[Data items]
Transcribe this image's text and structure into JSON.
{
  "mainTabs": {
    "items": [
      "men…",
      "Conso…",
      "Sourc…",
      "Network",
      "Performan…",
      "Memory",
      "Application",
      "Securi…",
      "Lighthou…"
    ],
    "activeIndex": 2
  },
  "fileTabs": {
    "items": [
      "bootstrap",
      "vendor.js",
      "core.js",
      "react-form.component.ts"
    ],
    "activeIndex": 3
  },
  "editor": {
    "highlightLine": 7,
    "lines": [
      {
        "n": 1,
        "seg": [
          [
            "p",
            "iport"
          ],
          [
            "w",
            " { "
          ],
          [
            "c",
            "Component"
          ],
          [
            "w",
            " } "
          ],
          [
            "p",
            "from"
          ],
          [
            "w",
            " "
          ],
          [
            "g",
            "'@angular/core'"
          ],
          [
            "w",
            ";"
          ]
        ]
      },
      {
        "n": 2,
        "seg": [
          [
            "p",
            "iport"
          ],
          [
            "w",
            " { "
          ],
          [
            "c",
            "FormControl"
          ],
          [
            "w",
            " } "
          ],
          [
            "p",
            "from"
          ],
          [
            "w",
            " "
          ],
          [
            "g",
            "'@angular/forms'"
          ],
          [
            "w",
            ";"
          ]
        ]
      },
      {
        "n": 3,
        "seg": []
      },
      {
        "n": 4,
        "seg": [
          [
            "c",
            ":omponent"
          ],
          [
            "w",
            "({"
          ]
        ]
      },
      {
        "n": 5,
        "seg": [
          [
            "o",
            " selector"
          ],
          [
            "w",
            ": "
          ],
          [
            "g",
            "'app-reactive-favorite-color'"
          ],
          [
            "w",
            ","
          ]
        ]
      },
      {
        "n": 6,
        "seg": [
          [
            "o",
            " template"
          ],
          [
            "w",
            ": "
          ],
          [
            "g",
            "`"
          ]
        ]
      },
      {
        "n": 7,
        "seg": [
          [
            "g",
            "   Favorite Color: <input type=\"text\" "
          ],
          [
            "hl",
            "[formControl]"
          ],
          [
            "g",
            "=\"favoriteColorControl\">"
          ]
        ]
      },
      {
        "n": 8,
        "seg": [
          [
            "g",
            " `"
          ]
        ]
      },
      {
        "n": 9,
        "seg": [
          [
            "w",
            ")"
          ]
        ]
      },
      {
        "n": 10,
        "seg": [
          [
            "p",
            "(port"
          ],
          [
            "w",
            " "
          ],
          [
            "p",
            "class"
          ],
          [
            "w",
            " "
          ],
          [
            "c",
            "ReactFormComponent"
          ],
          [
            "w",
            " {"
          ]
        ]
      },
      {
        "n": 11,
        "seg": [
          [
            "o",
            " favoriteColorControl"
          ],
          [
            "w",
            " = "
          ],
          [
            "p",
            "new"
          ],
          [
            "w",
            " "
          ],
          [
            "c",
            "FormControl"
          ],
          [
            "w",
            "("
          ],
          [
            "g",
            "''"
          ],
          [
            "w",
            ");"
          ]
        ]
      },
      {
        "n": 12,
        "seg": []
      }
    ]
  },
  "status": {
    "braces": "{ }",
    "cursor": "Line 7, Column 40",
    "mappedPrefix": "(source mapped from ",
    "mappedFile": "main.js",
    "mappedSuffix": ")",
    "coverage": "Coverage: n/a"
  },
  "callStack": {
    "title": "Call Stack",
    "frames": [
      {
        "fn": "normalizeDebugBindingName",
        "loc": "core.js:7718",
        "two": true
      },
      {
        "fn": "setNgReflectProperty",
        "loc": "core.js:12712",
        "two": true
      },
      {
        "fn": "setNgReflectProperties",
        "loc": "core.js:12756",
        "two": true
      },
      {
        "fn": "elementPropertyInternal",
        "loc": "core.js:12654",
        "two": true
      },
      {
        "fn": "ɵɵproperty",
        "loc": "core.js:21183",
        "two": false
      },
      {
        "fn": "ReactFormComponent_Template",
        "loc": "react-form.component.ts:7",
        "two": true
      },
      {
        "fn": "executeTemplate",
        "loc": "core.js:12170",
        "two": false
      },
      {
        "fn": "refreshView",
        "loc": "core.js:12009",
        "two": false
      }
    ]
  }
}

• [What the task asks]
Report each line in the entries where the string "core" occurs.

• [The completed task]
      "core.js",
            "'@angular/core'"
        "loc": "core.js:7718",
        "loc": "core.js:12712",
        "loc": "core.js:12756",
        "loc": "core.js:12654",
        "loc": "core.js:21183",
        "loc": "core.js:12170",
        "loc": "core.js:12009",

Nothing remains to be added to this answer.